Cryptology - Notes

Link encryption 
Advantages: Encrypts the entire packet, including routing information.
Disadvantages: Slows things down (latency), weaker than end-to-end encryption because every node is a potential failure point (if one node is compromised , all data passing through it is compromised as well)

  • Cryptosystem consists of the plaintext, algorithm, cryptovariables (keys), and the resulting ciphertext
  • Strength of a cryptosystem is based more on the keys (cryptovariables, randomness) than the algorithm itself.
  • Cryptanalysts assume the algorithm is already known (open-source algorithms are generally seen as stronger because they have gone through more scrutity than closed-house/proprietary systems) so the strength of a system relies on the keys.

Symmetric vs Asymmetric Keys

  • A symmetric key is used both to encrypt and decrypt a message, requires both sender and receiver to know the key and is generally considered weaker than asymmetric keys (requires keys to be communicated out of bnd, uses more keys by the send/er receiver and doesn't provide non-repudiation) but it is usually faster/easier, can use robust algorithms/keys and is easier to use (wider availability across organizations.)  
  • Symmetric keys use a single "shared secret key: or password - Using Winzip with a password protection is a basic symmetric key usage example.
  • Asymmetric keys use 2 keys: one for encrypting and another for decrypting.  You have to have BOTH keys to complete the crypto process: One to encode and one to decode.  Typically, a sender users a recipients "public" key to encrypt a message, send it to them and the decrypt using their "private" key.  This allows the message to be sent safely (becuse it was encrypted at the beginning) and insures only the intended recipient (owner of the private key of the keypair) can read it.  Not even the original sender can "unencrypt" the message once it is encoded with the recipient's public key.  The math is kinda fun, using primes, log and modulus ticks but it goes beyond what we need to know fo th test and as CISSP s in the real world.  Nonetheless, if you are dying to know, check out for a step-by-step walk-through as well as an overview from one the RS scientists that has been there for ethe beginning:
  • Symmetric Key Cryptography is good for bulk data encryption / larg datasets.
  • Asymmetric Key Cryptography is good for kyexchanges and digital signatures.

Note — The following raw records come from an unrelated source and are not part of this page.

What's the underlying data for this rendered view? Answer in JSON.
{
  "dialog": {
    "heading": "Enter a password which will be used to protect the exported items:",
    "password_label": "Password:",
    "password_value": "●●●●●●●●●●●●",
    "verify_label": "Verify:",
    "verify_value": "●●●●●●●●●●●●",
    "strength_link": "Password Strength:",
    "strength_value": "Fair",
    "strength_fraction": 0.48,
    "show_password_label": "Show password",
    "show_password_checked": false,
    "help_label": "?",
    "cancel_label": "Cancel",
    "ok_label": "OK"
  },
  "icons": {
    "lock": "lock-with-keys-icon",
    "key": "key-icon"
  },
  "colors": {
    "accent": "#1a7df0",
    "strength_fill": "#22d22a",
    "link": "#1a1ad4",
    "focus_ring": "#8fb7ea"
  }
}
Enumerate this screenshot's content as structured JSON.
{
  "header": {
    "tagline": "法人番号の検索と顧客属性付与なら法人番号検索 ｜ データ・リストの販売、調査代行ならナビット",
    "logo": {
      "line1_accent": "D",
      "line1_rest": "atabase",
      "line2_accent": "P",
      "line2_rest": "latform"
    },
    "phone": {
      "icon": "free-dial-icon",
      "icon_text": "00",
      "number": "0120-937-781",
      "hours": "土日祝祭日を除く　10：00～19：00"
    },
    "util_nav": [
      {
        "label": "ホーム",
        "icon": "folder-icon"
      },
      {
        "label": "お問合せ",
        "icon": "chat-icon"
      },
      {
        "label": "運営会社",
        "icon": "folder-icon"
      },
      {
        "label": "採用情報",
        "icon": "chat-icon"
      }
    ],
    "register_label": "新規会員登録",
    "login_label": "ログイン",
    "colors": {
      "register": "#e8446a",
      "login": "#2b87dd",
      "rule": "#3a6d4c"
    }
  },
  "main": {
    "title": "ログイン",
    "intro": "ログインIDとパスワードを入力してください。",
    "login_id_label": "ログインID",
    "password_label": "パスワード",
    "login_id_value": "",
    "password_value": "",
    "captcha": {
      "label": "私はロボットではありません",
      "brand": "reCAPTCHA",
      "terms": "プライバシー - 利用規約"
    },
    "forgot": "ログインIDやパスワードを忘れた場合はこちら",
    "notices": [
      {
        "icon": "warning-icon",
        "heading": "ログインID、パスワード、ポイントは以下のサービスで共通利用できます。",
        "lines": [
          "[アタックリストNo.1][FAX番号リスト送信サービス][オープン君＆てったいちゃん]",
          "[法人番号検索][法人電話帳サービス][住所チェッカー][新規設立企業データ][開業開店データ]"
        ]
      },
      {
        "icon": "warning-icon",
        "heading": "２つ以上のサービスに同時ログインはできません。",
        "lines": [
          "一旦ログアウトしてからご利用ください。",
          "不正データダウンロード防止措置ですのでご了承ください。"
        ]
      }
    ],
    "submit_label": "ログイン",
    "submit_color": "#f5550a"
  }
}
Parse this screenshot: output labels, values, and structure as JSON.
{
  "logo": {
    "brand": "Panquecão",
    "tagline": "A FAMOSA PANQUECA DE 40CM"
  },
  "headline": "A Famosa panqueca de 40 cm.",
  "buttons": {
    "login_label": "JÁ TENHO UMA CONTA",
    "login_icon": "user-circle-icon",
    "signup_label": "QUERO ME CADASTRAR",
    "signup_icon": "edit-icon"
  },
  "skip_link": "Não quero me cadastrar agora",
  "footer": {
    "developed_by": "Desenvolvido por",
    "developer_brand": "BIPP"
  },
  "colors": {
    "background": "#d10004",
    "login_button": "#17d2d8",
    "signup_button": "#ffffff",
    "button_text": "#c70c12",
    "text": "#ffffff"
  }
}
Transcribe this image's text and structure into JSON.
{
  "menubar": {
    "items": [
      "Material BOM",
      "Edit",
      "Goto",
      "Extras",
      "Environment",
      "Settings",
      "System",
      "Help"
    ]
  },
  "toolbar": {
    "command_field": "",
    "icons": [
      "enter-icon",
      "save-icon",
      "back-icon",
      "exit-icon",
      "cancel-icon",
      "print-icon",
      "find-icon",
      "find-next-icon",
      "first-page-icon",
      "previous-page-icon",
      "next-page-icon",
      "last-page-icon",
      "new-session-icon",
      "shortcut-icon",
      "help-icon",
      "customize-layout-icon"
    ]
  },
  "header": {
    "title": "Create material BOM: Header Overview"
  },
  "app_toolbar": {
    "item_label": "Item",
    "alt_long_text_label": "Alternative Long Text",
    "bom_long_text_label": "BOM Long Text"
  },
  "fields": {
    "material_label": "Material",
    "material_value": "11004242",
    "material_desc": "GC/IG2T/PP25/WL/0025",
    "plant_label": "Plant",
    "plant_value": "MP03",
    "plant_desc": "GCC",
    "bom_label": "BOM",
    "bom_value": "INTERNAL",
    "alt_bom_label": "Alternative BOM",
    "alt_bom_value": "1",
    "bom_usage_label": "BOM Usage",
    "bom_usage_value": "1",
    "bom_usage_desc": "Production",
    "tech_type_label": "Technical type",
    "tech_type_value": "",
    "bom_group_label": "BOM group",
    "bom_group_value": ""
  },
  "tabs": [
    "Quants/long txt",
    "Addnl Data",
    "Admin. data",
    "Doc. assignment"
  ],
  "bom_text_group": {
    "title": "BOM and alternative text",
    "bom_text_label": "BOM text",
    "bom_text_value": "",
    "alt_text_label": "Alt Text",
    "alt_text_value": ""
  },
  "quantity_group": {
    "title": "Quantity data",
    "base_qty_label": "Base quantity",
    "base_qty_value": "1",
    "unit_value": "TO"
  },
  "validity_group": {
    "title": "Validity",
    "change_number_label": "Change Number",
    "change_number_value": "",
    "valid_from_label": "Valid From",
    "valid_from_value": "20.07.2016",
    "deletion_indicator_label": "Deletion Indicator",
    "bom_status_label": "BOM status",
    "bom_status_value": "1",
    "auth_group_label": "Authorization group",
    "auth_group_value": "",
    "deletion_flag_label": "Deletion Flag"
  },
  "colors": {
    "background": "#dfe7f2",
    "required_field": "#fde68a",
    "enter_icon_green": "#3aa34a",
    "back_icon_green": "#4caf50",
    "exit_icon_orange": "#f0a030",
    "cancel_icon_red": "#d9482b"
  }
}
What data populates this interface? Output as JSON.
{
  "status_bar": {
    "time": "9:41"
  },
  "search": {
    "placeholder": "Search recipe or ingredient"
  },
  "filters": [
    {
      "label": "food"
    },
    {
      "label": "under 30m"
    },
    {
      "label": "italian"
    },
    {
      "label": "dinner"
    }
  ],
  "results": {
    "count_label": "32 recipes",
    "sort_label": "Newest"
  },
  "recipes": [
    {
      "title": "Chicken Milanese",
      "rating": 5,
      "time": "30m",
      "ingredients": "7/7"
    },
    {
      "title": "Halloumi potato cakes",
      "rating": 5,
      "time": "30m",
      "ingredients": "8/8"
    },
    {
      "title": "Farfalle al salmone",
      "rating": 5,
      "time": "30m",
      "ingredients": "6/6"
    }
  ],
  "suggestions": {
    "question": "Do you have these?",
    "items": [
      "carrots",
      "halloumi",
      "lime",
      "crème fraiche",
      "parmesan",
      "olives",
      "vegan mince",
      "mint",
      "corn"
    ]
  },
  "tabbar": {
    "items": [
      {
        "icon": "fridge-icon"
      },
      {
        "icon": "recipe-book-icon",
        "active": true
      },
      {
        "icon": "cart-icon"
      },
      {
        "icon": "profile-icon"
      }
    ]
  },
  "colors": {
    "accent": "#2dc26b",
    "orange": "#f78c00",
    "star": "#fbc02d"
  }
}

Message Integrity Controls

These are integrioty checks to make sure the message ddn't get modified (accidentallyor intentionally) during transmission.  A MIC is a special value that works like a checksum to ensure integrity.  Example include:

  • Accidental change detection - Checksum, parity, Hashing functions will detect accidental eror s(data flips due to bad transissions, etc.)
  • Intentional changes: HMAC, Digital Signatures, CBC-MAC.  Used to encrypt the hash of the message with a private key (to generate a dfigital signature) or generate a message hash that includes a secret key at the end (ie, HMAC) or invoke the special functions of the CBC-AC which uses DES-CBC to calculate the hash value.
    • HMAC uses a standard hash function (MD5, SHA-1, etc) and hashes the secret key
    • CBC-MAC computes the DES CBC function over the enre essage using a secret key and hen generates a 64-bit output value for integrity.